EMCR Pathways Issue 13—November 2017

Issue 13 November 2017

The Australian Early- and Mid-Career Researcher Forum of the Australian Academy of Science serves as the voice of the country's future scientific and research leaders. We currently reach over 3,300 people and are seeking to broaden and increase our engagement with Australian EMCRs to better represent their views, needs and vision to decision-makers within the government, members of parliament and key funding agencies.

SUBSCRIBE—ADD YOUR VOICE TO THE EMCR FORUM!

Editor’s welcome

Editor Hamish Clarke tells you all about this issue of EMCR Pathways.

A word from the Chair

Read about the activities of the EMCR Forum Executive and its new initiatives.

Spotlight on EMCR groups—APECS

From pole to pole: the icebreaking work of the Association of Polar Early Career Scientists.

Inspiring EMCRs: Getting to know… Natalie Matosin

Our latest inspiring EMCR tells us how her curiosity for the human brain has taken her to Germany

EMCR Agony Aunt: too many mentors

Looking for rock solid, ironclad, foolproof, child proof, future proof and proof proof advice? Ask the EMCR Agony Aunt.

Conference report: ECR Conference, La Trobe University

There was a lot to learn at the La Trobe University ECR Network Committee annual networking conference.

What have we been up to?

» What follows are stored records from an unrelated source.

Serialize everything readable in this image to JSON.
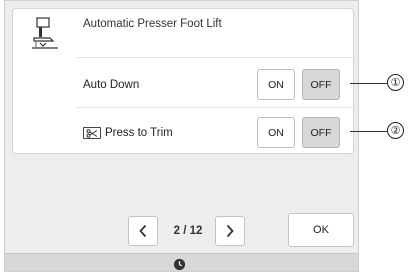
{
  "header": {
    "icon": "presser-foot-icon",
    "title": "Automatic Presser Foot Lift"
  },
  "rows": [
    {
      "label": "Auto Down",
      "on_label": "ON",
      "off_label": "OFF",
      "selected": "OFF",
      "callout": "①"
    },
    {
      "label": "Press to Trim",
      "icon": "trim-icon",
      "on_label": "ON",
      "off_label": "OFF",
      "selected": "OFF",
      "callout": "②"
    }
  ],
  "pager": {
    "prev_icon": "chevron-left-icon",
    "next_icon": "chevron-right-icon",
    "indicator": "2 / 12"
  },
  "ok_label": "OK",
  "status_bar": {
    "icon": "clock-icon"
  },
  "colors": {
    "selected_bg": "#d7d7d7",
    "screen_bg": "#ededed"
  }
}
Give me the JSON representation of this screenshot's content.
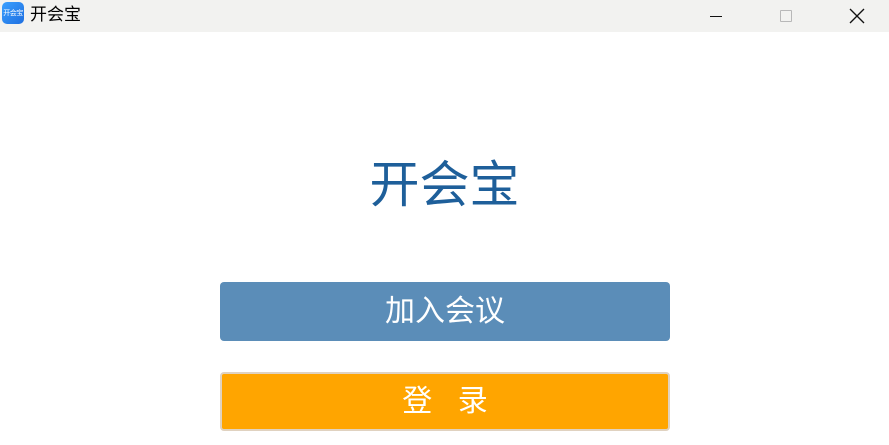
{
  "window": {
    "title": "开会宝",
    "icon_text": "开会宝",
    "icon_name": "app-logo-icon",
    "controls": {
      "minimize_icon": "minimize-icon",
      "maximize_icon": "maximize-icon",
      "close_icon": "close-icon"
    }
  },
  "main": {
    "heading": "开会宝",
    "join_button_label": "加入会议",
    "login_button_label": "登 录"
  },
  "colors": {
    "heading": "#1e5f9a",
    "join_button": "#5b8db8",
    "login_button": "#ffa500",
    "titlebar": "#f2f2f0"
  }
}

Find out more about the EMCR Forum’s updates, future activities and upcoming events for EMCRs.

Find out about events and opportunities for EMCRs

  • Australia’s role in looking for life on Mars
  • Brains at the dome
  • BioMedTech Horizons Program
  • ANU NECTAR end of year symposium
  • Australia Awards Fellowships (Health Security)
  • Universities Australia Higher Education Conference 2018
  • Development Grants round open for applications
  • A chance to engage with government at Science meets Parliament
  • Apply now for science communication competition FameLab
And one of my firmest conclusions is that we always think by seeking and drawing parallels to things we know from our past, and that we therefore communicate best when we exploit examples, analogies, and metaphors galore, when we avoid abstract generalities, when we use very down-to-earth, concrete, and simple language, and when we talk directly about our own experience.Douglas Hofstadter

© 2017 Australian Academy of Science

Top